[Data records for software interfaces]

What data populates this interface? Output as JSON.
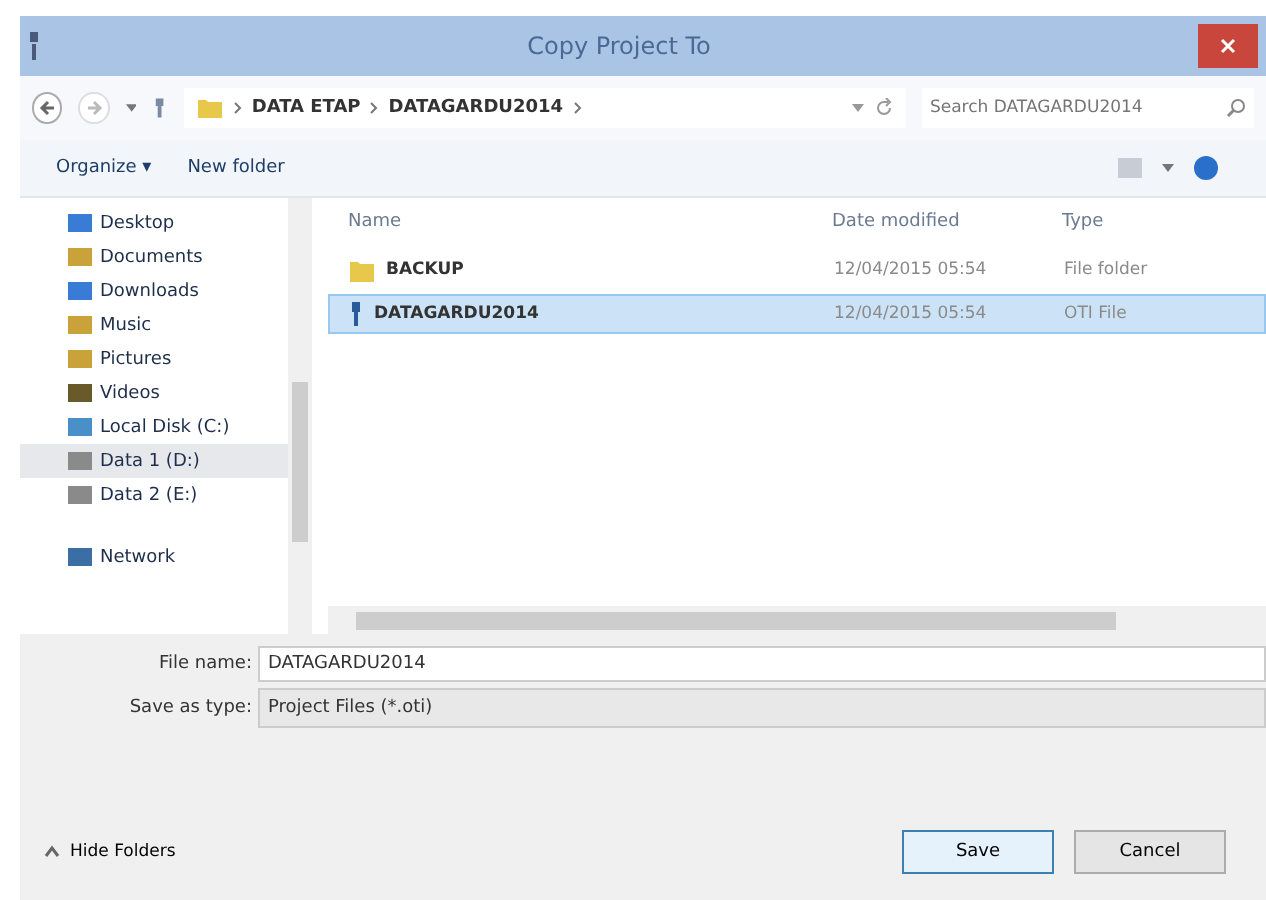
{
  "window": {
    "title": "Copy Project To"
  },
  "address": {
    "crumbs": [
      "DATA ETAP",
      "DATAGARDU2014"
    ]
  },
  "search": {
    "placeholder": "Search DATAGARDU2014"
  },
  "toolbar": {
    "organize": "Organize ▾",
    "new_folder": "New folder"
  },
  "sidebar": {
    "sections": [
      {
        "items": [
          {
            "label": "Desktop",
            "selected": false
          },
          {
            "label": "Documents",
            "selected": false
          },
          {
            "label": "Downloads",
            "selected": false
          },
          {
            "label": "Music",
            "selected": false
          },
          {
            "label": "Pictures",
            "selected": false
          },
          {
            "label": "Videos",
            "selected": false
          },
          {
            "label": "Local Disk (C:)",
            "selected": false
          },
          {
            "label": "Data 1 (D:)",
            "selected": true
          },
          {
            "label": "Data 2 (E:)",
            "selected": false
          }
        ]
      },
      {
        "items": [
          {
            "label": "Network",
            "selected": false
          }
        ]
      }
    ]
  },
  "table": {
    "columns": [
      "Name",
      "Date modified",
      "Type"
    ],
    "rows": [
      {
        "name": "BACKUP",
        "date": "12/04/2015 05:54",
        "type": "File folder",
        "kind": "folder",
        "selected": false
      },
      {
        "name": "DATAGARDU2014",
        "date": "12/04/2015 05:54",
        "type": "OTI File",
        "kind": "file",
        "selected": true
      }
    ]
  },
  "form": {
    "file_name_label": "File name:",
    "file_name": "DATAGARDU2014",
    "type_label": "Save as type:",
    "type_value": "Project Files (*.oti)"
  },
  "footer": {
    "hide_folders": "Hide Folders",
    "buttons": [
      "Save",
      "Cancel"
    ]
  }
}
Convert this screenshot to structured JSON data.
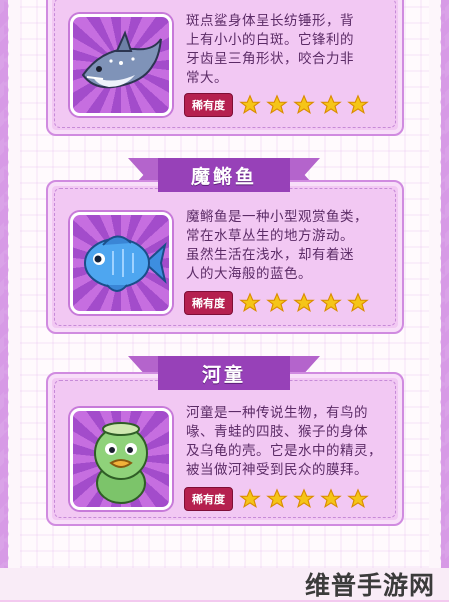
{
  "cards": [
    {
      "id": "shark",
      "title": "",
      "desc_lines": [
        "斑点鲨身体呈长纺锤形，背",
        "上有小小的白斑。它锋利的",
        "牙齿呈三角形状，咬合力非",
        "常大。"
      ],
      "rarity_label": "稀有度",
      "stars": 5,
      "portrait_icon": "shark-icon"
    },
    {
      "id": "fish",
      "title": "魔鳉鱼",
      "desc_lines": [
        "魔鳉鱼是一种小型观赏鱼类，",
        "常在水草丛生的地方游动。",
        "虽然生活在浅水，却有着迷",
        "人的大海般的蓝色。"
      ],
      "rarity_label": "稀有度",
      "stars": 5,
      "portrait_icon": "blue-fish-icon"
    },
    {
      "id": "kappa",
      "title": "河童",
      "desc_lines": [
        "河童是一种传说生物，有鸟的",
        "喙、青蛙的四肢、猴子的身体",
        "及乌龟的壳。它是水中的精灵，",
        "被当做河神受到民众的膜拜。"
      ],
      "rarity_label": "稀有度",
      "stars": 5,
      "portrait_icon": "kappa-icon"
    }
  ],
  "watermark": "维普手游网",
  "colors": {
    "frame": "#d79ae6",
    "card": "#f2c8f3",
    "ribbon": "#9741b8",
    "badge": "#b5204f",
    "star": "#f5c518"
  }
}
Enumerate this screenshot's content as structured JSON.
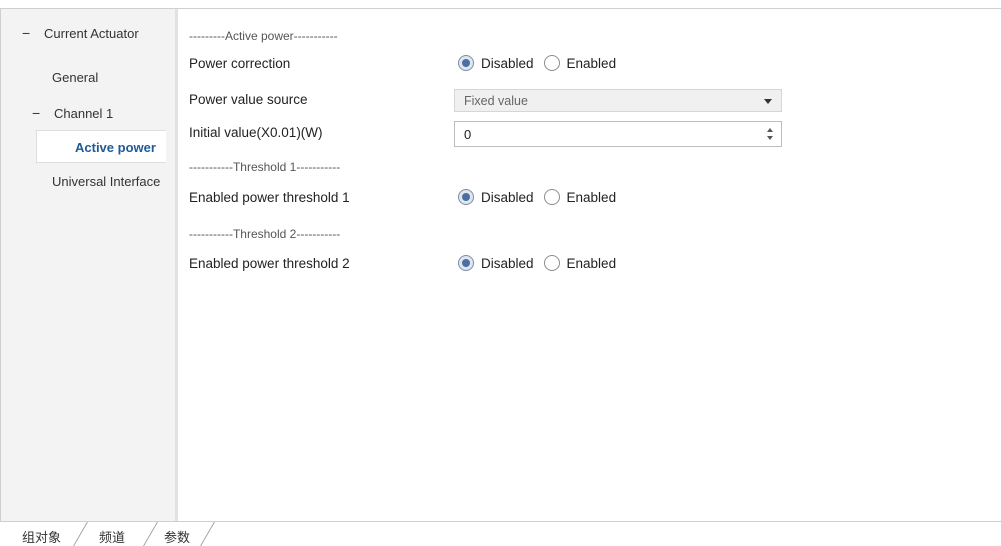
{
  "sidebar": {
    "root": {
      "toggle": "−",
      "label": "Current Actuator"
    },
    "items": [
      {
        "label": "General"
      },
      {
        "toggle": "−",
        "label": "Channel 1"
      },
      {
        "label": "Active power"
      },
      {
        "label": "Universal Interface"
      }
    ]
  },
  "main": {
    "section_active_power": "---------Active power-----------",
    "power_correction": {
      "label": "Power correction",
      "options": [
        "Disabled",
        "Enabled"
      ],
      "selected": "Disabled"
    },
    "power_value_source": {
      "label": "Power value source",
      "value": "Fixed value"
    },
    "initial_value": {
      "label": "Initial value(X0.01)(W)",
      "value": "0"
    },
    "section_threshold1": "-----------Threshold 1-----------",
    "threshold1": {
      "label": "Enabled power threshold 1",
      "options": [
        "Disabled",
        "Enabled"
      ],
      "selected": "Disabled"
    },
    "section_threshold2": "-----------Threshold 2-----------",
    "threshold2": {
      "label": "Enabled power threshold 2",
      "options": [
        "Disabled",
        "Enabled"
      ],
      "selected": "Disabled"
    }
  },
  "tabs": [
    {
      "label": "组对象"
    },
    {
      "label": "频道"
    },
    {
      "label": "参数",
      "active": true
    }
  ],
  "colors": {
    "selected_tree_text": "#1f5a96",
    "radio_checked": "#4a6fa0",
    "sidebar_bg": "#f3f3f3"
  }
}
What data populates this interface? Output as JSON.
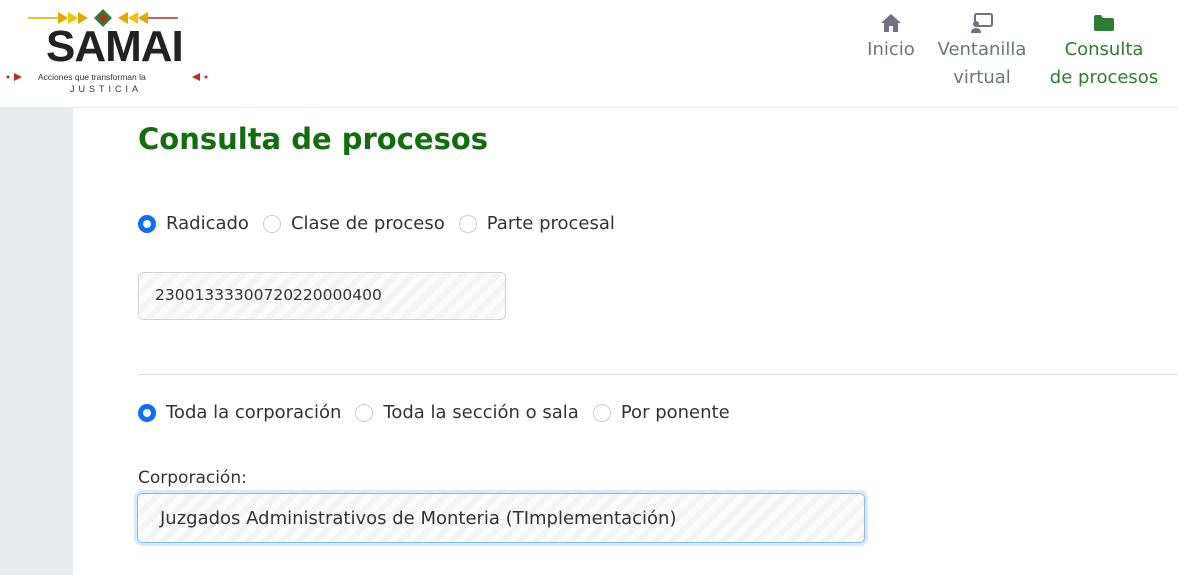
{
  "logo": {
    "title": "SAMAI",
    "tagline": "Acciones que transforman la",
    "subtitle": "JUSTICIA"
  },
  "nav": {
    "items": [
      {
        "label_line1": "Inicio",
        "label_line2": "",
        "icon": "home-icon",
        "active": false
      },
      {
        "label_line1": "Ventanilla",
        "label_line2": "virtual",
        "icon": "desktop-user-icon",
        "active": false
      },
      {
        "label_line1": "Consulta",
        "label_line2": "de procesos",
        "icon": "folder-icon",
        "active": true
      }
    ]
  },
  "page": {
    "title": "Consulta de procesos"
  },
  "search_type": {
    "options": [
      "Radicado",
      "Clase de proceso",
      "Parte procesal"
    ],
    "selected": "Radicado"
  },
  "radicado_input": {
    "value": "23001333300720220000400"
  },
  "scope": {
    "options": [
      "Toda la corporación",
      "Toda la sección o sala",
      "Por ponente"
    ],
    "selected": "Toda la corporación"
  },
  "corporacion": {
    "label": "Corporación:",
    "value": "Juzgados Administrativos de Monteria (TImplementación)"
  },
  "colors": {
    "accent_green": "#116d0e",
    "nav_active": "#2e7d32",
    "radio_checked": "#0d6efd",
    "nav_inactive": "#6c757d"
  }
}
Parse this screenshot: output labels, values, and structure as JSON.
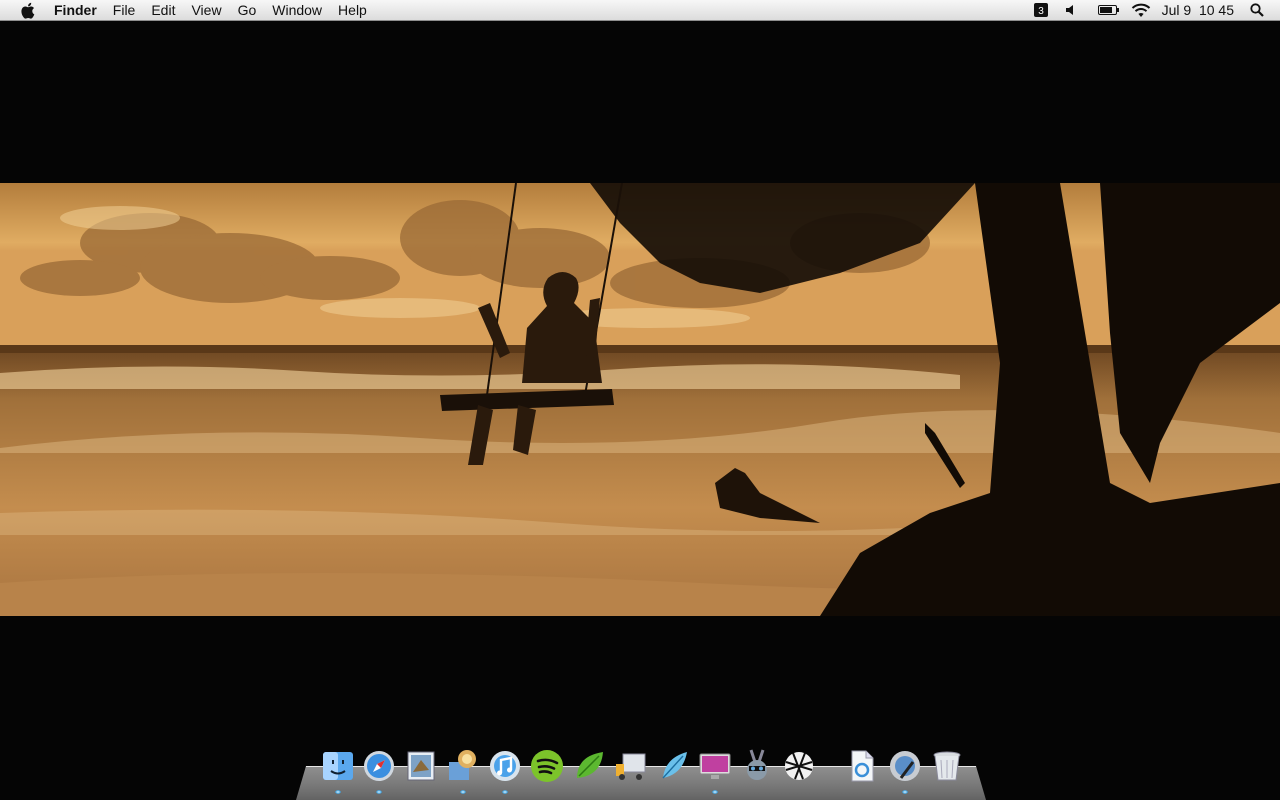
{
  "menubar": {
    "app_name": "Finder",
    "items": [
      "File",
      "Edit",
      "View",
      "Go",
      "Window",
      "Help"
    ],
    "clock": "Jul 9  10 45",
    "status_icons": [
      "input-source-icon",
      "volume-icon",
      "battery-icon",
      "wifi-icon",
      "spotlight-search-icon"
    ]
  },
  "wallpaper": {
    "subject": "sepia beach with woman on swing"
  },
  "dock": {
    "apps": [
      "finder",
      "safari",
      "mail",
      "app-store",
      "itunes",
      "spotify",
      "coda",
      "transmit",
      "feather",
      "imac-display",
      "cyberduck",
      "bug-ball",
      "text-file",
      "disk-utility",
      "trash"
    ]
  },
  "colors": {
    "menubar": "#e6e6e6",
    "desktop": "#050505",
    "sepia_sky": "#d9a05c"
  }
}
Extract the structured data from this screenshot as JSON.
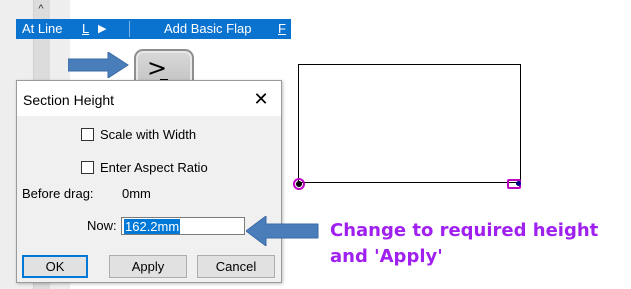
{
  "menu": {
    "at_line_label": "At Line",
    "at_line_shortcut": "L",
    "submenu_arrow": "▶",
    "add_basic_flap_label": "Add Basic Flap",
    "add_basic_flap_shortcut": "F"
  },
  "key_icon": {
    "caret": ">"
  },
  "dialog": {
    "title": "Section Height",
    "close_glyph": "✕",
    "scale_with_width_label": "Scale with Width",
    "scale_with_width_checked": false,
    "enter_aspect_ratio_label": "Enter Aspect Ratio",
    "enter_aspect_ratio_checked": false,
    "before_drag_label": "Before drag:",
    "before_drag_value": "0mm",
    "now_label": "Now:",
    "now_value": "162.2mm",
    "ok_label": "OK",
    "apply_label": "Apply",
    "cancel_label": "Cancel"
  },
  "annotation": {
    "line1": "Change to required height",
    "line2": "and 'Apply'",
    "color": "#a020f0"
  },
  "colors": {
    "menu_bar": "#0a73cf",
    "arrow": "#4a7ebb",
    "handle": "#c000c0"
  },
  "scroll_up_glyph": "^"
}
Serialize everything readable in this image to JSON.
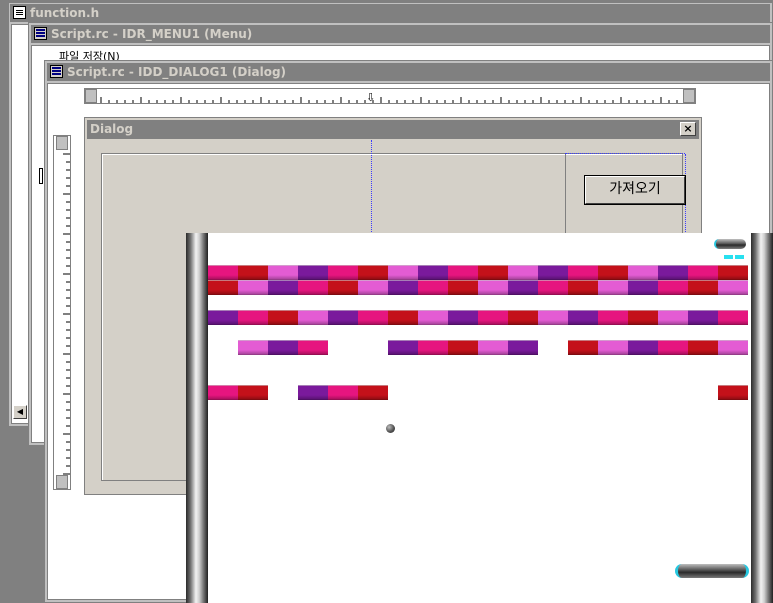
{
  "windows": {
    "function_h": {
      "title": "function.h"
    },
    "menu": {
      "title": "Script.rc - IDR_MENU1 (Menu)",
      "menu_item": "파일 저장(N)"
    },
    "dialog_editor": {
      "title": "Script.rc - IDD_DIALOG1 (Dialog)"
    }
  },
  "dialog": {
    "title": "Dialog",
    "close_label": "×",
    "fetch_button": "가져오기"
  },
  "game": {
    "brick_colors": {
      "pink": "#e6157f",
      "red": "#c4111a",
      "purple": "#7a1a9c",
      "light_pink": "#e35cd3",
      "magenta": "#c21687"
    },
    "rows": [
      [
        "pink",
        "red",
        "light_pink",
        "purple",
        "pink",
        "red",
        "light_pink",
        "purple",
        "pink",
        "red",
        "light_pink",
        "purple",
        "pink",
        "red",
        "light_pink",
        "purple",
        "pink",
        "red"
      ],
      [
        "red",
        "light_pink",
        "purple",
        "pink",
        "red",
        "light_pink",
        "purple",
        "pink",
        "red",
        "light_pink",
        "purple",
        "pink",
        "red",
        "light_pink",
        "purple",
        "pink",
        "red",
        "light_pink"
      ],
      [
        "purple",
        "pink",
        "red",
        "light_pink",
        "purple",
        "pink",
        "red",
        "light_pink",
        "purple",
        "pink",
        "red",
        "light_pink",
        "purple",
        "pink",
        "red",
        "light_pink",
        "purple",
        "pink"
      ],
      [
        null,
        "light_pink",
        "purple",
        "pink",
        null,
        null,
        "purple",
        "pink",
        "red",
        "light_pink",
        "purple",
        null,
        "red",
        "light_pink",
        "purple",
        "pink",
        "red",
        "light_pink"
      ],
      [
        "pink",
        "red",
        null,
        "purple",
        "pink",
        "red",
        null,
        null,
        null,
        null,
        null,
        null,
        null,
        null,
        null,
        null,
        null,
        "red"
      ]
    ],
    "lives_remaining": 2
  }
}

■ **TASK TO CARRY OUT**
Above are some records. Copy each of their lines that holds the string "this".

■ **RESULT BELOW**
What data populates this interface? Output as JSON.
Convert this screenshot to structured JSON data.
Enumerate this screenshot's content as structured JSON.
What data populates this interface? Output as JSON.
Parse this screenshot: output labels, values, and structure as JSON.
Extract the structured data from this screenshot as JSON.
Serialize everything readable in this image to JSON.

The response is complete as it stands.